**Provided information:**
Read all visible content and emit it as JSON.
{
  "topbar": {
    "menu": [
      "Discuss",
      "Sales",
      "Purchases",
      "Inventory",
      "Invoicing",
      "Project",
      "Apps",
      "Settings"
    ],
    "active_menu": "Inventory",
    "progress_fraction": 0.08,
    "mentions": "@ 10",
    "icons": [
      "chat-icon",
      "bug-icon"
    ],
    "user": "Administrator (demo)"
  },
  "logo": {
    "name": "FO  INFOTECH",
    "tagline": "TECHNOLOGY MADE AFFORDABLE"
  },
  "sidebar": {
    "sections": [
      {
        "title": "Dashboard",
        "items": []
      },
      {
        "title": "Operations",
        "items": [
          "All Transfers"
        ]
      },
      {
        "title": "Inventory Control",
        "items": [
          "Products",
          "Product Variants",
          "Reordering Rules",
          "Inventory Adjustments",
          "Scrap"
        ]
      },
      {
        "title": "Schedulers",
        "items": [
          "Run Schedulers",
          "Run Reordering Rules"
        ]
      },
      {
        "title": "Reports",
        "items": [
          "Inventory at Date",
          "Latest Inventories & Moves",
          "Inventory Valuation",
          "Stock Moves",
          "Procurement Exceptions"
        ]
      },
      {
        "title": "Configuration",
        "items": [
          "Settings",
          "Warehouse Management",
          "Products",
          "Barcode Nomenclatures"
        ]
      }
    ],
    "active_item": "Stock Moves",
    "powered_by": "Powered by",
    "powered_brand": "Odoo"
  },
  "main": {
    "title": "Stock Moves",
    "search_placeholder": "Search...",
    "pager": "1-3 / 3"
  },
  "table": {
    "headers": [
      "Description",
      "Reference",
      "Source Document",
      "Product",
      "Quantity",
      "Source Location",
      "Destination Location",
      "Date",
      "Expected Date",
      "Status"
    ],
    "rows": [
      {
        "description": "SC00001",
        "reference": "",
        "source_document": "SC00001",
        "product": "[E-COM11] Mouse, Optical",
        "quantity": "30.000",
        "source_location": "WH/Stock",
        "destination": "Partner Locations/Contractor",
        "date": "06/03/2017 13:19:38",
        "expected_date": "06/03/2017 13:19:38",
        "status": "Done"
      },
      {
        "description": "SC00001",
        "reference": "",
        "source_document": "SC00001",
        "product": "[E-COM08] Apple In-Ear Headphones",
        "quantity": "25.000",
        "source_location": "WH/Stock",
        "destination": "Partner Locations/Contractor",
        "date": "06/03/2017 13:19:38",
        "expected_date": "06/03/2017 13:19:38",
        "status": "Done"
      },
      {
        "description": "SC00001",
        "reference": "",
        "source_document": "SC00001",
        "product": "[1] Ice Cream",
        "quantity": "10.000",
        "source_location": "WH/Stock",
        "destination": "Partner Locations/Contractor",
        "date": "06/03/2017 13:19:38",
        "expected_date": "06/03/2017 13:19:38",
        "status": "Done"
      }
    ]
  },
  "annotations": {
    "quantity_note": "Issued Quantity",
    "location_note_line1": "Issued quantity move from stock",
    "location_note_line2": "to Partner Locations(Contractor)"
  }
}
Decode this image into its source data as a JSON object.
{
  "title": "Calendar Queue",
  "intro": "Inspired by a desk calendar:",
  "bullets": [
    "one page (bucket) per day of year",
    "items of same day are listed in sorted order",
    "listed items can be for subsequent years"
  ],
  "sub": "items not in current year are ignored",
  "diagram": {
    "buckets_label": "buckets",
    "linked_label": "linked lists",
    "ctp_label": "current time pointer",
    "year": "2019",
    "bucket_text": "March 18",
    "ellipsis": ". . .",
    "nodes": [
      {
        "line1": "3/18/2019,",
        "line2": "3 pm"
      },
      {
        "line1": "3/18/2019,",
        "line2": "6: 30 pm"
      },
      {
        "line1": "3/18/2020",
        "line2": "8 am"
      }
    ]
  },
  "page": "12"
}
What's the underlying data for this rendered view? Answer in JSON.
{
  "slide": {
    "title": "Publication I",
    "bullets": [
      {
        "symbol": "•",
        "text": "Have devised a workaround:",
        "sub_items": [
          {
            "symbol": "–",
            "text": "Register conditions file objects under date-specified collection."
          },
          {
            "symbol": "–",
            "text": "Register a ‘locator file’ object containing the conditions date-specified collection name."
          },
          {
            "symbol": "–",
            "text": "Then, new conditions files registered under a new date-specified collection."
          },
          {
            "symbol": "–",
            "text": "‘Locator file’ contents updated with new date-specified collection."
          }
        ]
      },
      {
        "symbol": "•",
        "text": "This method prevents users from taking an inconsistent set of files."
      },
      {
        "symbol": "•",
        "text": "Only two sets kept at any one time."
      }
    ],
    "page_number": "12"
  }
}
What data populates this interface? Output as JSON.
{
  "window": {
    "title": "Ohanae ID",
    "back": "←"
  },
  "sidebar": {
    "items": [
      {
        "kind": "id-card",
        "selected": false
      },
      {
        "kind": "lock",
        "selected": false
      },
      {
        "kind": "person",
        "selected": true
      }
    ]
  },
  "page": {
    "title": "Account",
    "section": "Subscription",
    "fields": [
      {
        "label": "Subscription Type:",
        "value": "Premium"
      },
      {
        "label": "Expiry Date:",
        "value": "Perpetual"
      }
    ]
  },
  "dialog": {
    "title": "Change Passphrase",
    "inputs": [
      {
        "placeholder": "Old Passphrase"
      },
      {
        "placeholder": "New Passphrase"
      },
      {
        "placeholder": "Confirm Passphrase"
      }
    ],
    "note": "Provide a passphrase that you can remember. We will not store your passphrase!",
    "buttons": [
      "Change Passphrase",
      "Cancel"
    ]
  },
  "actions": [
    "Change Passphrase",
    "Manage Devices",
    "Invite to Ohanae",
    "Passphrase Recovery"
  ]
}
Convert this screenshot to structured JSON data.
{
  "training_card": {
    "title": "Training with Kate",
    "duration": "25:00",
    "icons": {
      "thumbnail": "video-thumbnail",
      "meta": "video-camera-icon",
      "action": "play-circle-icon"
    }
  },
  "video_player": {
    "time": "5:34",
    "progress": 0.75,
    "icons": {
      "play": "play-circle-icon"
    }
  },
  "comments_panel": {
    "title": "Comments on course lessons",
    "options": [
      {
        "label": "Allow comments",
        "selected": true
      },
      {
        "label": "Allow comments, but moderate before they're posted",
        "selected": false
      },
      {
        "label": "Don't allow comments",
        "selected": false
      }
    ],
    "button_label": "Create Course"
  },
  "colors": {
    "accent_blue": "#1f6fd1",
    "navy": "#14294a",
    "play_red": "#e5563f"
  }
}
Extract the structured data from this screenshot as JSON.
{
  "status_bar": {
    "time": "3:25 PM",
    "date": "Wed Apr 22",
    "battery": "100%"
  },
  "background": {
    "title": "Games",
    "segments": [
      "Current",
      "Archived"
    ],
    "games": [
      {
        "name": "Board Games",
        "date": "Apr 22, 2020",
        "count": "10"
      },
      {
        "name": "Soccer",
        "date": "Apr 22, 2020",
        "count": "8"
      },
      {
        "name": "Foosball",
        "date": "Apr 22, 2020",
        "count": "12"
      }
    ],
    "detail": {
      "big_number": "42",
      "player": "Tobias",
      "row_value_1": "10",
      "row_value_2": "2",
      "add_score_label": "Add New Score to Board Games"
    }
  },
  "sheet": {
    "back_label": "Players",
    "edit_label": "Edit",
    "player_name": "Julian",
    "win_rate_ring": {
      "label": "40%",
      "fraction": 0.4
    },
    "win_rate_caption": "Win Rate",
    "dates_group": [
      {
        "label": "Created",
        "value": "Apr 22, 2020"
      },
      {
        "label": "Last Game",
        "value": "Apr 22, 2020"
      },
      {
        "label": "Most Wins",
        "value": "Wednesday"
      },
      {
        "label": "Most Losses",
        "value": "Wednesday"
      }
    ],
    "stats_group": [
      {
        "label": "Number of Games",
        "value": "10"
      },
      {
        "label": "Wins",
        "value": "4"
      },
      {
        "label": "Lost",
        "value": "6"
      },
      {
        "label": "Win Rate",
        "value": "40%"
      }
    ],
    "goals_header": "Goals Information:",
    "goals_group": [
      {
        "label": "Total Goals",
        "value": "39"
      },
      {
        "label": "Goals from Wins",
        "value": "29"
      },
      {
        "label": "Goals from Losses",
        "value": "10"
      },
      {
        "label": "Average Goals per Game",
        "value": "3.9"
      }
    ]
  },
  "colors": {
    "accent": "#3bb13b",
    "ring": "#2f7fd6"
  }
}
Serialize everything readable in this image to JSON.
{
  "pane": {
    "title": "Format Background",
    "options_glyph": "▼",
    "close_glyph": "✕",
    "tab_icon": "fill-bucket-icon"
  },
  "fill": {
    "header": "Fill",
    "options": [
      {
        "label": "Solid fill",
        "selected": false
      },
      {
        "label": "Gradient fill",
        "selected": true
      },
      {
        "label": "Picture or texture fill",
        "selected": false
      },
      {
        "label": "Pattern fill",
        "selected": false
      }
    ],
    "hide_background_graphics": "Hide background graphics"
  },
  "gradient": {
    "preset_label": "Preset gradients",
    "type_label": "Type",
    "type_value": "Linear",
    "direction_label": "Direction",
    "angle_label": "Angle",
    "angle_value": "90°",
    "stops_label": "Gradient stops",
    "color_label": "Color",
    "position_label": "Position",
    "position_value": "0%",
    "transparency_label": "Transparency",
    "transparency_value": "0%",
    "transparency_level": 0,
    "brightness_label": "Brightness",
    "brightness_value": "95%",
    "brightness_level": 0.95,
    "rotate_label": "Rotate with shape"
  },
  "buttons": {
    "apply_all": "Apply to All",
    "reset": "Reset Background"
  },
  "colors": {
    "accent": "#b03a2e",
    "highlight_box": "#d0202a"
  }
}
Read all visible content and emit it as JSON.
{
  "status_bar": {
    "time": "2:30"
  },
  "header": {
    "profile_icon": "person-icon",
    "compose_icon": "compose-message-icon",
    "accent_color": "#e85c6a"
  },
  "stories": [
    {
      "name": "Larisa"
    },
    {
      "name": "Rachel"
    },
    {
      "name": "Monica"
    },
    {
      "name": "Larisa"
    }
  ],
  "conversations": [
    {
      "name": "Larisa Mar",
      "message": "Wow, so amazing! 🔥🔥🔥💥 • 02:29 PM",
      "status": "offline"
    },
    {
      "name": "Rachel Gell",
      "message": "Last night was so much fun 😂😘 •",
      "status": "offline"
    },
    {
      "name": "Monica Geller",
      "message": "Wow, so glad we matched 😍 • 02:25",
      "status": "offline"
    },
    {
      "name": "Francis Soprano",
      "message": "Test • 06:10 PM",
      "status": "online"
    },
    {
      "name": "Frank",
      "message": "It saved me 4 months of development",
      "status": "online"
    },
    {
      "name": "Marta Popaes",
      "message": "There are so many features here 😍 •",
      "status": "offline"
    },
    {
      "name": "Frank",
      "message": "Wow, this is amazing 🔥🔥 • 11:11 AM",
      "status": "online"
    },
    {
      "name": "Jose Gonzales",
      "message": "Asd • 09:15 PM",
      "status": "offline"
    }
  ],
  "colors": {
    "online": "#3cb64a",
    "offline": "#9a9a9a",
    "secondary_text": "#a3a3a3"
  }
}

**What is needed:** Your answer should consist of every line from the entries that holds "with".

**Solved problem:**
            "text": "‘Locator file’ contents updated with new date-specified collection."
    "title": "Training with Kate",
    "rotate_label": "Rotate with shape"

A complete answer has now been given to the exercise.